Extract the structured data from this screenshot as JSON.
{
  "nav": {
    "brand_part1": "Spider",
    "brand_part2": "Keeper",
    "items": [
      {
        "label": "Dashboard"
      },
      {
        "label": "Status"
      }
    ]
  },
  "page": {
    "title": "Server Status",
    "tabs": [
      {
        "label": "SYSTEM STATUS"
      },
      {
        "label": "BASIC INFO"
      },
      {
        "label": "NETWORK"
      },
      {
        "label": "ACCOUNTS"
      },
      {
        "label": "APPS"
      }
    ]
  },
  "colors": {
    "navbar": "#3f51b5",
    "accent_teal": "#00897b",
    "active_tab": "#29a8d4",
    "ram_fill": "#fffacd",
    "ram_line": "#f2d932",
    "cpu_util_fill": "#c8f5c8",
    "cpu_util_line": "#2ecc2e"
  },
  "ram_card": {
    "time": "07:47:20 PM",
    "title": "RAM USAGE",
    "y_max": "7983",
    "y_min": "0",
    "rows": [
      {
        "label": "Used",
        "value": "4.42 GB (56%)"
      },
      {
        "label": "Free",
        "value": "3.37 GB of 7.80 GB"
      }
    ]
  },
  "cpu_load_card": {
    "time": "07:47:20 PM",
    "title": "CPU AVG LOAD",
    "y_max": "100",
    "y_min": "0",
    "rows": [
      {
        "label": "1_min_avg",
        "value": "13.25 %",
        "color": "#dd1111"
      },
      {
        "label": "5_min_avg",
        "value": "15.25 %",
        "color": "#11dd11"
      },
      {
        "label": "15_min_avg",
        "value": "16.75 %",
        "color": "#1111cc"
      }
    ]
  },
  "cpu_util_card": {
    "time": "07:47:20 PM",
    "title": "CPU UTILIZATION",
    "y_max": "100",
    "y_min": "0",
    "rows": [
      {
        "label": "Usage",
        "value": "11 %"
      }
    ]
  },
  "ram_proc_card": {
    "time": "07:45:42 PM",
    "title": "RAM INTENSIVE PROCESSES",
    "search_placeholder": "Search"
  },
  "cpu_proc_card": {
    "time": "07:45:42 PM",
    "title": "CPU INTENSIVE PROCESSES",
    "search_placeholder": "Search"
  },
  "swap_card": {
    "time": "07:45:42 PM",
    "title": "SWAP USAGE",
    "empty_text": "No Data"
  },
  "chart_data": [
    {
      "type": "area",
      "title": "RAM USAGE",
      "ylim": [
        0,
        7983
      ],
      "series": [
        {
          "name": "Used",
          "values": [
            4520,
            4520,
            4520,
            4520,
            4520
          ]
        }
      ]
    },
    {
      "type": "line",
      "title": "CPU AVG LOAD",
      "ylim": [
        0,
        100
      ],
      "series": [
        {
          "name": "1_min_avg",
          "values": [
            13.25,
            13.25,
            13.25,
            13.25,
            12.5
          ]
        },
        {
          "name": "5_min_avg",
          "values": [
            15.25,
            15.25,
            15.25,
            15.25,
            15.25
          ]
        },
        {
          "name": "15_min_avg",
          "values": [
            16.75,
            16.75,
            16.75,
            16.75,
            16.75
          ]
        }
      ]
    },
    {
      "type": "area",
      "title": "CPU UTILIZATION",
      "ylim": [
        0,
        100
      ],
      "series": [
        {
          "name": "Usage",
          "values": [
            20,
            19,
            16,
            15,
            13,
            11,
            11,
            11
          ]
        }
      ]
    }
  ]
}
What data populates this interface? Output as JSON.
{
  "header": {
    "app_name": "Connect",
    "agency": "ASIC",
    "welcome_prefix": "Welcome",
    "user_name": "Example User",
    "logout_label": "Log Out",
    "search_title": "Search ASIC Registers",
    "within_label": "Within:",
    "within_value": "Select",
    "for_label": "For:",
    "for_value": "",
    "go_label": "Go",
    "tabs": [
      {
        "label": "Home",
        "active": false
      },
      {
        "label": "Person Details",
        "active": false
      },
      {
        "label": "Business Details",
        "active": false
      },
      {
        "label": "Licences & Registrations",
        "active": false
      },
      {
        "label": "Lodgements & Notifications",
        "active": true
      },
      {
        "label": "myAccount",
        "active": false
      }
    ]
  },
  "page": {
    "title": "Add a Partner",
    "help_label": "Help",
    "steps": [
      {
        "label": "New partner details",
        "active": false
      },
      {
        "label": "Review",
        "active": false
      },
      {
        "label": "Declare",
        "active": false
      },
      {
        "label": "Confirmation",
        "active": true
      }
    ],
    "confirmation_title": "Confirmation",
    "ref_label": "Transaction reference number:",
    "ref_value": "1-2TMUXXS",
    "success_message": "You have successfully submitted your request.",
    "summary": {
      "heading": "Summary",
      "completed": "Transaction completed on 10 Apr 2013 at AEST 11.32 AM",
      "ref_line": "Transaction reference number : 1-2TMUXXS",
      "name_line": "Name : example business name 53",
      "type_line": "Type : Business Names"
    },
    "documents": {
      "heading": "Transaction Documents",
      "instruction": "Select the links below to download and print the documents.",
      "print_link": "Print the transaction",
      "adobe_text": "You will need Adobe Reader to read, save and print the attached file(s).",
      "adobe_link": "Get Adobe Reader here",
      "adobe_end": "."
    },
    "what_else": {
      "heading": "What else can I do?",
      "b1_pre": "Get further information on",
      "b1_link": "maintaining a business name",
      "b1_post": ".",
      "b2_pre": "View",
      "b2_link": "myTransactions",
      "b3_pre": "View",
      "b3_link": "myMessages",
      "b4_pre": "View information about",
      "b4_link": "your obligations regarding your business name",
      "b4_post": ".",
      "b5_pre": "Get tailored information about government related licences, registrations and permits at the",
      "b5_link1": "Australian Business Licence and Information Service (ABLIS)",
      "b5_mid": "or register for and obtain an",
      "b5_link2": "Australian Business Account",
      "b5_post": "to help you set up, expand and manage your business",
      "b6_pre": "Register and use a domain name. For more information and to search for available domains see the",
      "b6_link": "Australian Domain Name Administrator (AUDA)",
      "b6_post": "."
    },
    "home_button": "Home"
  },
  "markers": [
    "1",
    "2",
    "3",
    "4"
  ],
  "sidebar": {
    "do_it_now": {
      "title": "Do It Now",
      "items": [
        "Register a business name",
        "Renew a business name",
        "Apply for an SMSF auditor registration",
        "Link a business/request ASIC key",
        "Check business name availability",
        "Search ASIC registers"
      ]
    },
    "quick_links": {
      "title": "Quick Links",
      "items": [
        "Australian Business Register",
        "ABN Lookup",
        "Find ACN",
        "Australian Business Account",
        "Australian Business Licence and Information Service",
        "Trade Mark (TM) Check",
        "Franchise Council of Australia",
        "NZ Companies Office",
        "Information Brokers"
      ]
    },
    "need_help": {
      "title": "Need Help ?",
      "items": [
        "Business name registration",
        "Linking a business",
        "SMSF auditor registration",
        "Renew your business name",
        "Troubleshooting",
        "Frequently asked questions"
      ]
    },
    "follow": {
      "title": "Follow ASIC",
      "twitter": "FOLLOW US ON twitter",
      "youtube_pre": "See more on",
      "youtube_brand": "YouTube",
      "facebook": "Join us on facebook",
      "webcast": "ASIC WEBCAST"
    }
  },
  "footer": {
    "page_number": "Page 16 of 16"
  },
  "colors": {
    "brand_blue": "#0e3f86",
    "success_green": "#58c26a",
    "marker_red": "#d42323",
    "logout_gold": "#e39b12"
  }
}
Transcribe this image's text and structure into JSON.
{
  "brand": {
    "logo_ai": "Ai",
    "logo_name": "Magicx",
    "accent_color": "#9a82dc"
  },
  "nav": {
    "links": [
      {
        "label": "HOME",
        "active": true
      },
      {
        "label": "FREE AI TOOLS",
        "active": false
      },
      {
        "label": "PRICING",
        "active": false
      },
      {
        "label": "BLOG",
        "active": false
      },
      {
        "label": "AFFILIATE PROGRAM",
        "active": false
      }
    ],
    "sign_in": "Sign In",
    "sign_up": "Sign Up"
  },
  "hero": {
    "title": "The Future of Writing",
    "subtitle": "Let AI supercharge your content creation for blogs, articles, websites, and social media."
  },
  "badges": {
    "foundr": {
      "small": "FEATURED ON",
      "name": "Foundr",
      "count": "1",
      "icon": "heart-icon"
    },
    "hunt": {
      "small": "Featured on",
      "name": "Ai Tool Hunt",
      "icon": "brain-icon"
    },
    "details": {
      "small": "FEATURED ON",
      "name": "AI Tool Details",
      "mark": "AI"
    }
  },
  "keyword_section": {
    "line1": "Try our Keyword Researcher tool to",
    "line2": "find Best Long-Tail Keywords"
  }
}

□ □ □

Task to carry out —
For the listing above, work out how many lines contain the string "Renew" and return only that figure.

Response area —
2